A new strategy to improve silicon-based endodontic treatment tightness by dentine hydrophobization is presented in this work: root dentine was silanized to obtain a hydrophobic dentine-sealer interface that limits fluid penetration. This strategy was based on the grafting of aliphatic carbon chains on the dentine through a silanization with the silane end groups [octadecyltrichlorosilane (OTS) and octadecyltriethoxysilane]. Dentine surface was previously pretreated, applying ethylenediaminetetraacetic acid and sodium hypochlorite, to expose hydroxyl groups of collagen for the silane grafting. Collagen fibers exposure after pretreatment was visible with scanning electron microscopy, and Fourier transform infrared (FTIR) spectroscopy showed their correct exposition for the silanization (amide I and II, with 1630, 1580, and 1538 cm-1 peaks corresponding to the vibration of C=O and C-N bonds). The grafting of aliphatic carbon chains was confirmed by FTIR (peaks at 2952 and 2923 cm-1 corresponding to the stretching of C-H bonds) and by the increasing of the water contact angle. The most efficient hydrophobization was obtained with OTS in ethyl acetate, with a water contact angle turning from 51° to 109°. Gas and liquid permeability tests showed an increased seal tightness after silanization: the mean gas and water flows dropped from 2.02 × 10-8 to 1.62 × 10-8 mol s-1 and from 10.8 × 10-3 to 5.4 × 10-3 μL min -1, respectively.
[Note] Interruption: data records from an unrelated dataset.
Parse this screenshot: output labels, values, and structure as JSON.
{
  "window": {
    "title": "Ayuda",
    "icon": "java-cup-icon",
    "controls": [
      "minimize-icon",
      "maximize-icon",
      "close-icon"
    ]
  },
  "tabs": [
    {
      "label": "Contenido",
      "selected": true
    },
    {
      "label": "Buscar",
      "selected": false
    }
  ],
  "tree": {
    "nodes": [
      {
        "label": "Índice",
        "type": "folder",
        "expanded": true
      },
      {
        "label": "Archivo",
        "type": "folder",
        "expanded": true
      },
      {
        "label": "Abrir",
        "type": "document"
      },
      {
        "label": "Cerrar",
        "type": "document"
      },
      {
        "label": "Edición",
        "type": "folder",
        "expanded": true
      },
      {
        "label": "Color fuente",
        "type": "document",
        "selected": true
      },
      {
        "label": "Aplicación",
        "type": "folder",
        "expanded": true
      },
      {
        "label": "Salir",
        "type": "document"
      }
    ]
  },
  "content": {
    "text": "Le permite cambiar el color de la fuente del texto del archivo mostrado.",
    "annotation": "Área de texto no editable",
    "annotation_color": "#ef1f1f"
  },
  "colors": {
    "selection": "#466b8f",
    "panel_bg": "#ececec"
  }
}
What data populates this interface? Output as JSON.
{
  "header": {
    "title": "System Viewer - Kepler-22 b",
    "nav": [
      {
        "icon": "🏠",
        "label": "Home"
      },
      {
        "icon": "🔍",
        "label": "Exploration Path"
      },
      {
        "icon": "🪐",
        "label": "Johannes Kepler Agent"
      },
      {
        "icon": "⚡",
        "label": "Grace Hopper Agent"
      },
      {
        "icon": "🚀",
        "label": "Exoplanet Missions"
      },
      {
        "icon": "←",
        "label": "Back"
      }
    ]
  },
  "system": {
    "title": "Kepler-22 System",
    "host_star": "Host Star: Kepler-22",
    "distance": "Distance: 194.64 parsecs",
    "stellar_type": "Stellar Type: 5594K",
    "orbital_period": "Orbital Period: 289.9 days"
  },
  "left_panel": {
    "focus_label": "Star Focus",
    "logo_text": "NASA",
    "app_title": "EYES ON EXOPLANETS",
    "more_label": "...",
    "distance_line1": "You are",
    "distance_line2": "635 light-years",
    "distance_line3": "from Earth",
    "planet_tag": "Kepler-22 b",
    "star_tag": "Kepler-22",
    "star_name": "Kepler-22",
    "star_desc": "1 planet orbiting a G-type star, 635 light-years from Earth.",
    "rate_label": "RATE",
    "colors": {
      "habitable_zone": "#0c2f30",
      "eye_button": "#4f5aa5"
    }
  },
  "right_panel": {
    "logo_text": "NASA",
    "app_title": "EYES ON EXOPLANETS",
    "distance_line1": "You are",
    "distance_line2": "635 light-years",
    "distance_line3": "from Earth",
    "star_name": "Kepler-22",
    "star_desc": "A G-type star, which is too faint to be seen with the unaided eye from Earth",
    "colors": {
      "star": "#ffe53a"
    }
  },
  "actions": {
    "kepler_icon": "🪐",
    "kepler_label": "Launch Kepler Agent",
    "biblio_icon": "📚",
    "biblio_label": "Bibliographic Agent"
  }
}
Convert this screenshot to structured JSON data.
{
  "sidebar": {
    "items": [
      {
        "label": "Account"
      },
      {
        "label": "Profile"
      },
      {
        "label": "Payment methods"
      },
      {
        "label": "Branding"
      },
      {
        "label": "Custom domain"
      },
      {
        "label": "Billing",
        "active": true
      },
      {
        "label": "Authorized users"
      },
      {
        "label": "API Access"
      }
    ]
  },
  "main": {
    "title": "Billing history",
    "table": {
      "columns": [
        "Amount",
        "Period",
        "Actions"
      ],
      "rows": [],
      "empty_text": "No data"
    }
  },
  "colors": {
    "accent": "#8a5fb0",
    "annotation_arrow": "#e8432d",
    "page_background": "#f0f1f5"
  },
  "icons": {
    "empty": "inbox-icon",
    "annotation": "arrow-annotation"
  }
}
These results show clear evidences to turn hydrophilic dentine surface into a hydrophobic surface that may improve endodontic sealing.
|Number of pages||8|
|Journal||Journal of Biomedical Materials Research - Part B Applied Biomaterials|
|Publication status||Published - Jul 1 2013|
- dental/craniofacial material
- surface modification
ASJC Scopus subject areas
- Biomedical Engineering